Sharing knowledge, challenging viewpoints and trying to find a better way? Yes, I agree with you again! If the Think Twice campaign hadn’t run we wouldn’t be here talking, discussing on this post (or on Matt’s FB page or else) sharing our experiences, challenging viewpoints or trying to find ways to do what we can can in our own small way to attempt to make the world a little bit better. I suspect that as in previous year, many authors and illustrators would have attended the festival pushing to one side any voices of concern in the back of their heads, arguing instead that if so many respected and brilliant people attend, then surely it must be ok. At least the campaign has shone a light on more of the cases of concern, the difficult issues about personal responsibility, and the complex discussions about cultural and creative engagement.
Thanks for your reply Zoe. I understand you believe this is the way forward but I can’t condone it. It’s the equivalent of putting the UAE in the naughty corner. They might sit there for a little while while you ask them to ‘think about what they did’ but in the end it will be ineffective. Life will go on as usual – except possibly without a literature festival that benefits a huge number of people. You say you’re not calling for a cultural boycott, but in a country like the UAE where every corporation large enough to sponsor an event like this is government owned or government run, the result is the same.
Of course no one is going to argue that the things you stand for aren’t important. Of course they are. But you target one place, one company, one festival – and this doesn’t seem right to me. If you really feel passionately about climate change, why not ask authors to boycott flying altogether? If you really feel passionately about human rights, have a list of countries and their violations all around the world so that authors can decide across the board which places they feel comfortable visiting and why.
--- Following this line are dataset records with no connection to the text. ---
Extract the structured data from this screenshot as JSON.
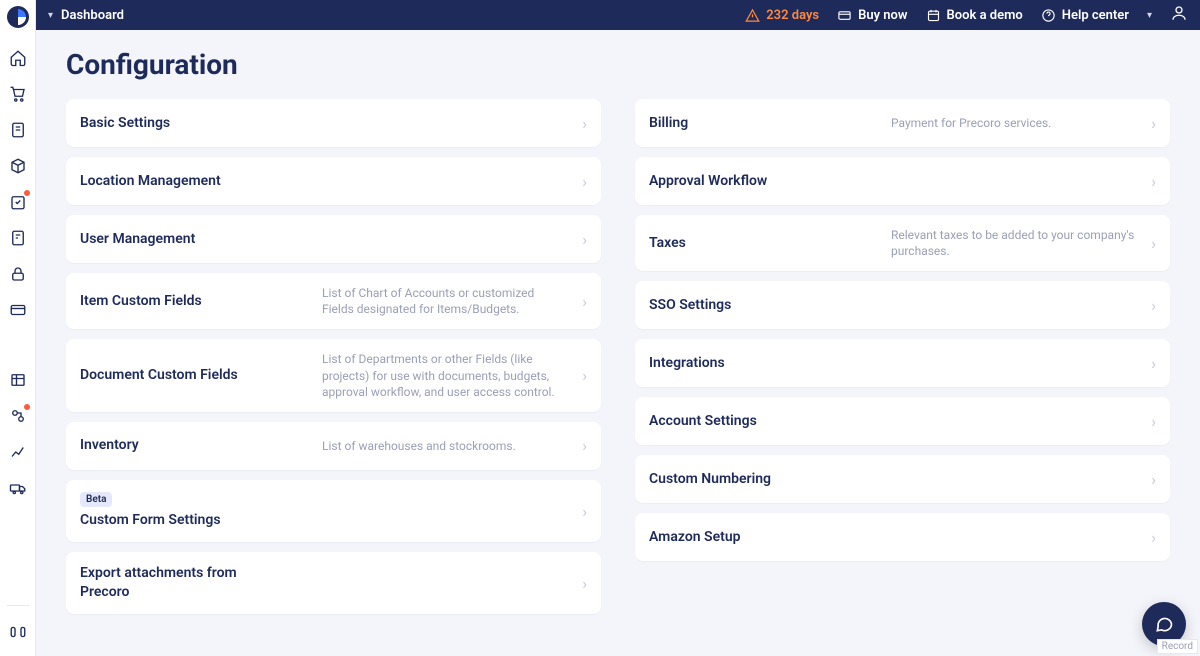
{
  "header": {
    "breadcrumb": "Dashboard",
    "warning": "232 days",
    "buy": "Buy now",
    "book": "Book a demo",
    "help": "Help center"
  },
  "page": {
    "title": "Configuration",
    "beta": "Beta"
  },
  "left": [
    {
      "name": "Basic Settings",
      "desc": ""
    },
    {
      "name": "Location Management",
      "desc": ""
    },
    {
      "name": "User Management",
      "desc": ""
    },
    {
      "name": "Item Custom Fields",
      "desc": "List of Chart of Accounts or customized Fields designated for Items/Budgets."
    },
    {
      "name": "Document Custom Fields",
      "desc": "List of Departments or other Fields (like projects) for use with documents, budgets, approval workflow, and user access control."
    },
    {
      "name": "Inventory",
      "desc": "List of warehouses and stockrooms."
    },
    {
      "name": "Custom Form Settings",
      "desc": "",
      "badge": true
    },
    {
      "name": "Export attachments from Precoro",
      "desc": ""
    }
  ],
  "right": [
    {
      "name": "Billing",
      "desc": "Payment for Precoro services."
    },
    {
      "name": "Approval Workflow",
      "desc": ""
    },
    {
      "name": "Taxes",
      "desc": "Relevant taxes to be added to your company's purchases."
    },
    {
      "name": "SSO Settings",
      "desc": ""
    },
    {
      "name": "Integrations",
      "desc": ""
    },
    {
      "name": "Account Settings",
      "desc": ""
    },
    {
      "name": "Custom Numbering",
      "desc": ""
    },
    {
      "name": "Amazon Setup",
      "desc": ""
    }
  ],
  "footer": {
    "record": "Record"
  }
}
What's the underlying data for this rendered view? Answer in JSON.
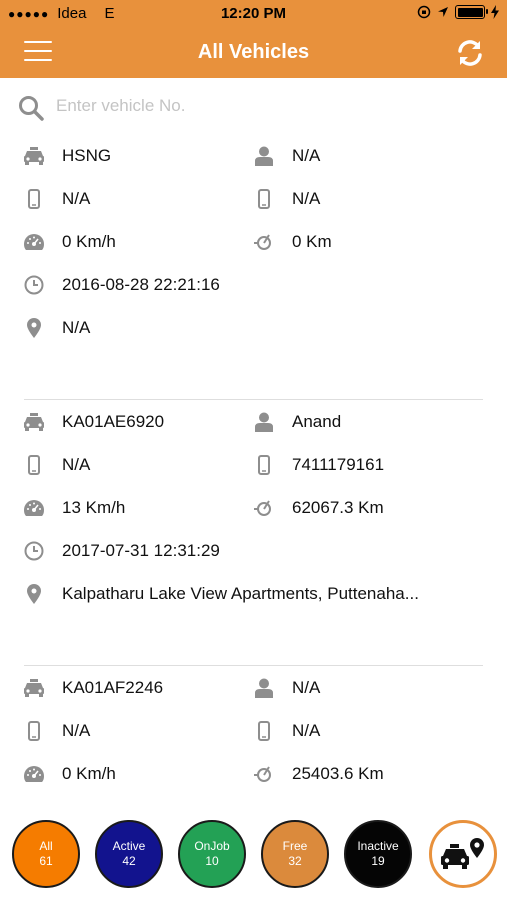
{
  "status_bar": {
    "carrier": "Idea",
    "network": "E",
    "time": "12:20 PM"
  },
  "nav": {
    "title": "All Vehicles",
    "menu_icon": "hamburger-menu-icon",
    "refresh_icon": "refresh-icon"
  },
  "search": {
    "placeholder": "Enter vehicle No.",
    "value": ""
  },
  "vehicles": [
    {
      "number": "HSNG",
      "driver": "N/A",
      "phone_1": "N/A",
      "phone_2": "N/A",
      "speed": "0 Km/h",
      "odometer": "0 Km",
      "timestamp": "2016-08-28 22:21:16",
      "location": "N/A"
    },
    {
      "number": "KA01AE6920",
      "driver": "Anand",
      "phone_1": "N/A",
      "phone_2": "7411179161",
      "speed": "13 Km/h",
      "odometer": "62067.3 Km",
      "timestamp": "2017-07-31 12:31:29",
      "location": "Kalpatharu Lake View Apartments, Puttenaha..."
    },
    {
      "number": "KA01AF2246",
      "driver": "N/A",
      "phone_1": "N/A",
      "phone_2": "N/A",
      "speed": "0 Km/h",
      "odometer": "25403.6 Km"
    }
  ],
  "filters": [
    {
      "label": "All",
      "count": "61"
    },
    {
      "label": "Active",
      "count": "42"
    },
    {
      "label": "OnJob",
      "count": "10"
    },
    {
      "label": "Free",
      "count": "32"
    },
    {
      "label": "Inactive",
      "count": "19"
    }
  ],
  "colors": {
    "accent": "#e8913c",
    "icon_gray": "#8e8e8e",
    "all": "#f57c00",
    "active": "#12138e",
    "onjob": "#23a155",
    "free": "#db8a3c",
    "inactive": "#050505"
  }
}
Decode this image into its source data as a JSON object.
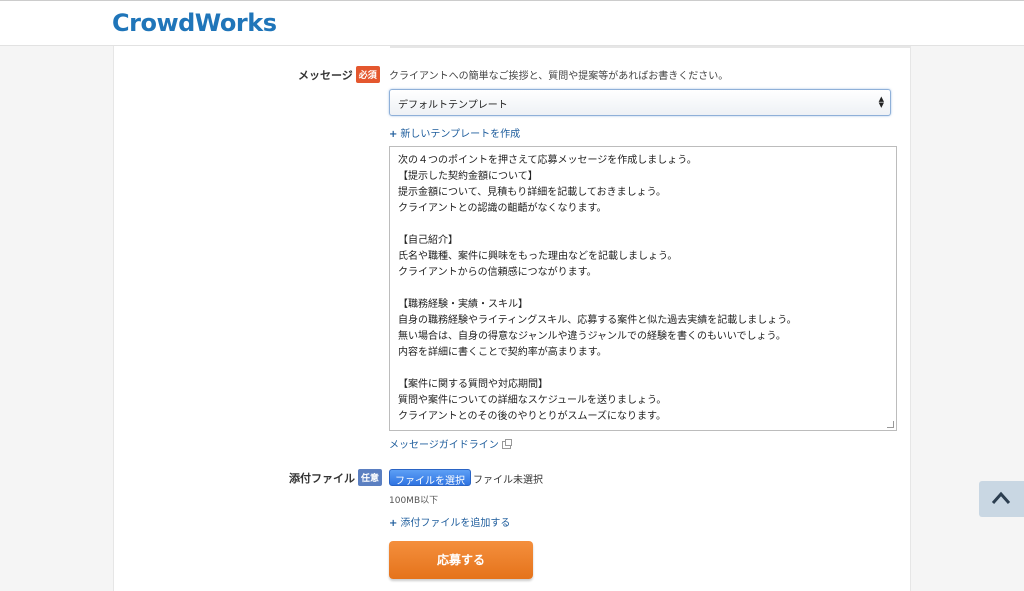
{
  "header": {
    "logo": "CrowdWorks"
  },
  "message": {
    "label": "メッセージ",
    "required_badge": "必須",
    "hint": "クライアントへの簡単なご挨拶と、質問や提案等があればお書きください。",
    "template_select_value": "デフォルトテンプレート",
    "new_template_link": "新しいテンプレートを作成",
    "body_lines": [
      "次の４つのポイントを押さえて応募メッセージを作成しましょう。",
      "【提示した契約金額について】",
      "提示金額について、見積もり詳細を記載しておきましょう。",
      "クライアントとの認識の齟齬がなくなります。",
      "",
      "【自己紹介】",
      "氏名や職種、案件に興味をもった理由などを記載しましょう。",
      "クライアントからの信頼感につながります。",
      "",
      "【職務経験・実績・スキル】",
      "自身の職務経験やライティングスキル、応募する案件と似た過去実績を記載しましょう。",
      "無い場合は、自身の得意なジャンルや違うジャンルでの経験を書くのもいいでしょう。",
      "内容を詳細に書くことで契約率が高まります。",
      "",
      "【案件に関する質問や対応期間】",
      "質問や案件についての詳細なスケジュールを送りましょう。",
      "クライアントとのその後のやりとりがスムーズになります。"
    ],
    "guideline_link": "メッセージガイドライン"
  },
  "attachment": {
    "label": "添付ファイル",
    "optional_badge": "任意",
    "choose_button": "ファイルを選択",
    "status": "ファイル未選択",
    "size_limit": "100MB以下",
    "add_link": "添付ファイルを追加する"
  },
  "submit_label": "応募する",
  "icons": {
    "back_to_top": "chevron-up-icon",
    "external": "external-link-icon",
    "plus": "plus-icon"
  }
}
But mainly, my issue is still this: you do not take into account my main point, which is that much of the audience is there to learn and explore in a myriad of different ways – and as creative people who have the ability to take learning out of the classroom, out of the ordinary, and into every dimly lit corner of the world, it is their future we should invest in, to try and change our own. Young people, especially in the current political climate of the world, are the ones who need us the most to help them become the sorts of people we want looking after us and our planet as the world grows older. They are the people we want not just to make change, but BE change. You are right, your campaign has shone a light on difficult issues of personal responsibility. I just don’t feel that this is a very positive way to manage them.